Unsurprisingly many of the local dishes and delicacies are simple farm fare rather than haute cuisine. Asparagus (Spargel) is a particular favourite and much is made locally of it when it comes into season around May with many restaurants offering a separate asparagus menu.

Very typical of the Heath are Heidschnuckenbraten or mutton chops from the local moorland sheep, the Heidschnucke. Very tasty, but more like venison or beef than lamb.

Of course, being an area with a strong hunting tradition, other forms of game are common on the menus of local restaurants, especially wild boar (Wildschwein), venison (Hirsch) and hare (Hase).

Buckwheat is the basis of the delicious local cake with cranberry cream filling known as Buchweizentorte.


As well as the usual beers, restaurants and bars sell shandy known in North Germany as Alsterwasser after the lakes in Hamburg and no doubt a pejorative reference to its relatively low alcohol content.

The Germans like their local distilleries and the Heath is no exception. Especially potent and sold in tiny bottles (25 ml) as well as larger sizes, are Ratzeputz, a strong ginger-based liqueur from Celle, and Heidegeist a minty, 50% proof spirit from the Heath itself.

Stay safe

Being a largely rural area, the Heath is relatively safe provided normal sensible precautions are taken.
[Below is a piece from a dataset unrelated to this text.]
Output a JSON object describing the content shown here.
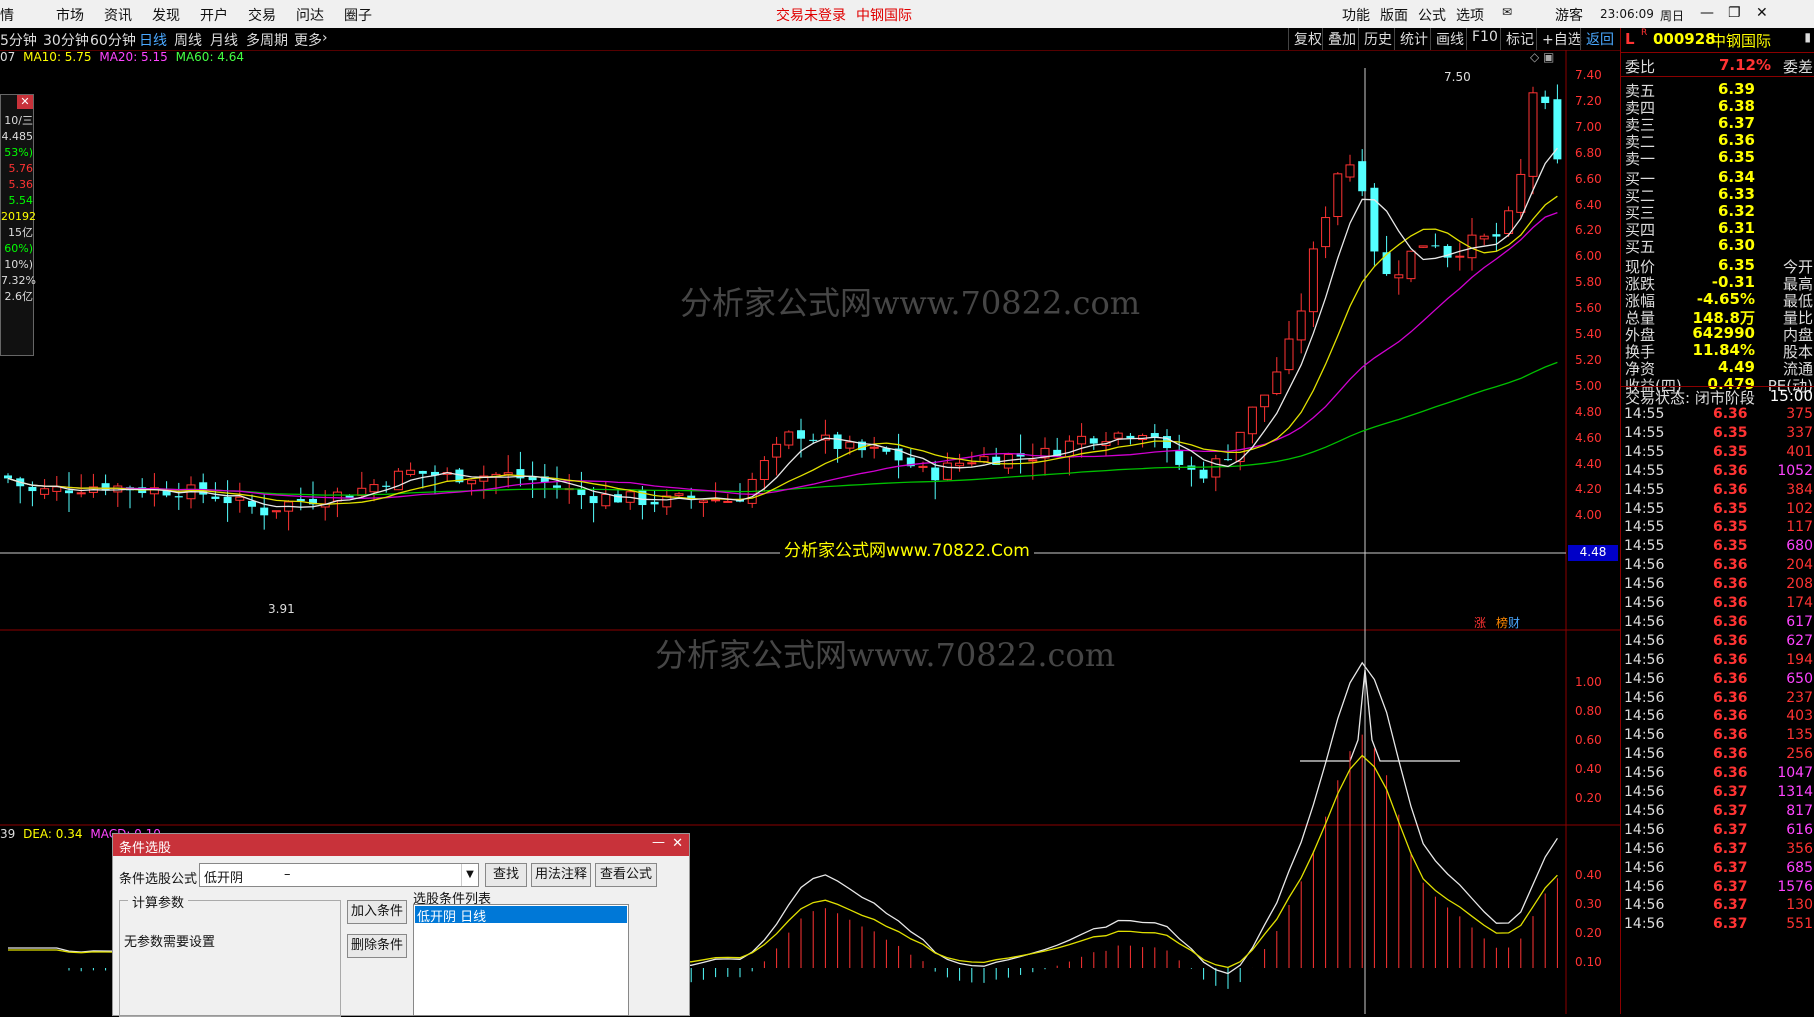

Bicycle theft can be a problem in some areas.

Go next

If you're based in the Lüneburg Heath, here are some suggestions for day excursions:

This article is issued from Wikivoyage - version of the Tuesday, January 26, 2016. The text is available under the Creative Commons Attribution/Share Alike but additional terms may apply for the media files.